Super-soakers, water cannons, and water balloons.
Slip and slides.
These are just a handful of outdoor activities you, your friends, and/or your children will be a part of this summer. While endless amounts of fun can be had during these outdoor activities, endless amounts of water should not be. With our state, and the majority of our region, in an ongoing and severe drought, Summer Water Conservation is a paramount issue. How is it best appropriate and possible to limit water use for outdoor activities that specifically involve water consumption and usage?
Not including water use for outdoor lawn and gardening during the summer, water use for most households can stay consistent throughout the year. This consistency helps when planning other areas of usage for water, especially with outdoor recreational activities. Based on your current water usage and utility bill, you can gauge what your potential summer utility range will be. This is especially true when factoring in the previous year’s usage and noting any additional changes made to your property such as a sprinkler system or swimming pool. Both pools and sprinkler systems affect standard water consumption for a household.

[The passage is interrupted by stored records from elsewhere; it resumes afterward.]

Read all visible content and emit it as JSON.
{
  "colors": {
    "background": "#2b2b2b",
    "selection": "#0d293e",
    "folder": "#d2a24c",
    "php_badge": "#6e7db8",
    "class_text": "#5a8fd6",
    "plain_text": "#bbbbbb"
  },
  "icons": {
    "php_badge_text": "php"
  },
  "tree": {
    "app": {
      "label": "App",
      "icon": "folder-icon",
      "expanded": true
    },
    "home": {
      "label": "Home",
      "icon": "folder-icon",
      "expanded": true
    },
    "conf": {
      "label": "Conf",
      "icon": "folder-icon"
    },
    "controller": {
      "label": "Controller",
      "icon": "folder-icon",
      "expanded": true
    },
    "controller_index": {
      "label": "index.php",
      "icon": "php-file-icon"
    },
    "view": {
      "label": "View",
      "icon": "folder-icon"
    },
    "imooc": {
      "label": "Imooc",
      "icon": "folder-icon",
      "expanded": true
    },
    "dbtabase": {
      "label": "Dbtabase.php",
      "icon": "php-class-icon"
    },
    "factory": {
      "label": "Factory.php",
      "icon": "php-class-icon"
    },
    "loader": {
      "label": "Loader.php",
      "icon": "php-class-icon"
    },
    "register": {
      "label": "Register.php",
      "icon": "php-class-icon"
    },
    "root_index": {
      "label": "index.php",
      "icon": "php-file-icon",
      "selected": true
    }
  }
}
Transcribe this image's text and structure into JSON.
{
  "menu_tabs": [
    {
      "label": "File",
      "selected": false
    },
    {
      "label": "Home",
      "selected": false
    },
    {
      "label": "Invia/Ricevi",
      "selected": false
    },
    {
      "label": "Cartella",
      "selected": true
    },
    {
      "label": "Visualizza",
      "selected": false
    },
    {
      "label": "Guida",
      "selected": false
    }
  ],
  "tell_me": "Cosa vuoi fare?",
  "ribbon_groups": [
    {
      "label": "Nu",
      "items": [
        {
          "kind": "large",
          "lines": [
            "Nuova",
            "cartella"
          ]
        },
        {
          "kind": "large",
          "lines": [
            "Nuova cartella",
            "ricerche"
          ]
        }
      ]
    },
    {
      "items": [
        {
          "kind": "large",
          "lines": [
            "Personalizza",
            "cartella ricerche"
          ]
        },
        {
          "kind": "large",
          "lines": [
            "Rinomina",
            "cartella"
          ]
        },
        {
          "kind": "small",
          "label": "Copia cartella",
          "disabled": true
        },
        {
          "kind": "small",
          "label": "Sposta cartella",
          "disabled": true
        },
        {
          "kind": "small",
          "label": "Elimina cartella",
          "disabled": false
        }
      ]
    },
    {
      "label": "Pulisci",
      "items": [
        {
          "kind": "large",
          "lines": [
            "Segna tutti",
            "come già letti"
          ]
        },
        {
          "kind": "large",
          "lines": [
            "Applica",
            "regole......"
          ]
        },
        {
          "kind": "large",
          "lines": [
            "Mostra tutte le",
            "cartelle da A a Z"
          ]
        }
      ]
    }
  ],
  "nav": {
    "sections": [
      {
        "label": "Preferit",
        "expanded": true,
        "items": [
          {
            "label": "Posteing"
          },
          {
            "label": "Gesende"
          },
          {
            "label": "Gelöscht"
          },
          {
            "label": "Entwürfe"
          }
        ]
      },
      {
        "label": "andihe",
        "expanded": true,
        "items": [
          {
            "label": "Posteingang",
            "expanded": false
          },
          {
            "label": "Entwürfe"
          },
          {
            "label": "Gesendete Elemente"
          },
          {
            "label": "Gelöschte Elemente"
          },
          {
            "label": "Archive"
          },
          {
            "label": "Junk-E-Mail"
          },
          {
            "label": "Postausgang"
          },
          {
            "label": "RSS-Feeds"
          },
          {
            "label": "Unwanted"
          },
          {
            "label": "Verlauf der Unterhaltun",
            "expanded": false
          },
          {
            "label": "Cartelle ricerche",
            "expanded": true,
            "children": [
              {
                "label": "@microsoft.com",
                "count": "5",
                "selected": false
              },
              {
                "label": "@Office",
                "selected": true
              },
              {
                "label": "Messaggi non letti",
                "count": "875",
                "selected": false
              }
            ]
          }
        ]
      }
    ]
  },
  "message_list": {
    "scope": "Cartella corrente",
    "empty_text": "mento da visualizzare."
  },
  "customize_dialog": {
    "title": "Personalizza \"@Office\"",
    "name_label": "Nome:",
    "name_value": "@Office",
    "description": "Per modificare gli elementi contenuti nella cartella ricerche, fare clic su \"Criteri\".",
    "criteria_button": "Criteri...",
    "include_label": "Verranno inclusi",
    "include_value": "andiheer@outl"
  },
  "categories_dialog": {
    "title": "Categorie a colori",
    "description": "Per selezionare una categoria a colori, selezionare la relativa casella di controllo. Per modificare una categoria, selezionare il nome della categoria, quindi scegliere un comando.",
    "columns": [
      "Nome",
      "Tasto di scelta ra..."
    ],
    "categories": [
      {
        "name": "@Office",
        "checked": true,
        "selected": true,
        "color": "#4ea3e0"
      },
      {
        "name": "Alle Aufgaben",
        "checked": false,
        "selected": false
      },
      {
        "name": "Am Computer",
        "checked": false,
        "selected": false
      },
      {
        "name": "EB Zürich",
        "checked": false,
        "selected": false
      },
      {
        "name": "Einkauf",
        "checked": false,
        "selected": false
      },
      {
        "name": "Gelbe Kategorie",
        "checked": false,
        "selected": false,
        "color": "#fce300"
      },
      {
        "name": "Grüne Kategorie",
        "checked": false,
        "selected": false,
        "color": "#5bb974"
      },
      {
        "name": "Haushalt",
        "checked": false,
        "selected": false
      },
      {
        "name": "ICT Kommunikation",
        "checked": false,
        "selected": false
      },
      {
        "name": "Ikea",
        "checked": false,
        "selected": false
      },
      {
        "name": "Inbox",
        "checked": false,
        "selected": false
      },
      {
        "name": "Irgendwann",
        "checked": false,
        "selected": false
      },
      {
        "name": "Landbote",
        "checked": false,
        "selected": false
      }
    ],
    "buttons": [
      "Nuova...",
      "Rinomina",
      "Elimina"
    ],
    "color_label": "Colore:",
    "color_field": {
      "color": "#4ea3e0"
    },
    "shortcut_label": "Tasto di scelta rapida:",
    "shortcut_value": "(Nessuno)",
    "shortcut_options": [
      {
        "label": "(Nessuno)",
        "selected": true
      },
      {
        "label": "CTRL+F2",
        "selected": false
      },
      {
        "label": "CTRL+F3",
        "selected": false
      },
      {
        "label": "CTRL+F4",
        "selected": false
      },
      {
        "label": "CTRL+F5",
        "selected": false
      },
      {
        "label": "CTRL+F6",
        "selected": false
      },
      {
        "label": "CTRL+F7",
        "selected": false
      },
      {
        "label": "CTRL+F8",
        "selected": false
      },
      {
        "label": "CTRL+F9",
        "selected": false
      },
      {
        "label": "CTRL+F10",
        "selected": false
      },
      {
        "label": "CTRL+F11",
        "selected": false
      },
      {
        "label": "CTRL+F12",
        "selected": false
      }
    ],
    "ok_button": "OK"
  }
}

With outdoor water use and conservation, institute limits on the time duration that any non-gardening activities will last. If possible, restrict usage of sprinklers to only lawn and garden maintenance instead of use with outdoor playtime activities (including slip and slides and sprinkler fights). Both recreational activities do much more harm and damage to a lawn area than help. If you’re planning on cultivating part of your yard or lawn with regular watering and fertilizers, you should forbid anyone to use that area for water-based recreation activities. Doing so will undo the work, time, and money invested into the livelihood of the lawn, as well as be a waste of water.
For water-balloon, water gun, and other related activities, limit the duration of time allotted to them as well as the amount of water that can be used. Set specific limits for your household on how many times a water gun can be refilled, how many water balloons can be used, and any other specification to restrict water usage. Consider other alternatives for outdoor fun activities involving water to usage of a neighborhood or community swimming pool, a public water park, or other public outlet for water related entertainment. The outdoor water park at Nelson Park (near the Abilene Zoo) is a great public retreat.
To help you plan for Summer Water Conservation, and to assist in a potential increase in utility bills, spend time with your family or household in planning your summer water expenses. With 31% of single family residential annual water consumption dedicated to outdoor use, it’s important for households to create a consensus on how water is utilized, especially during summer months when water use typically increases. In the interest of your bill, as well as the best interest of conserving water for Texas, limiting unnecessary use of the precious resource of water is of vital importance this summer.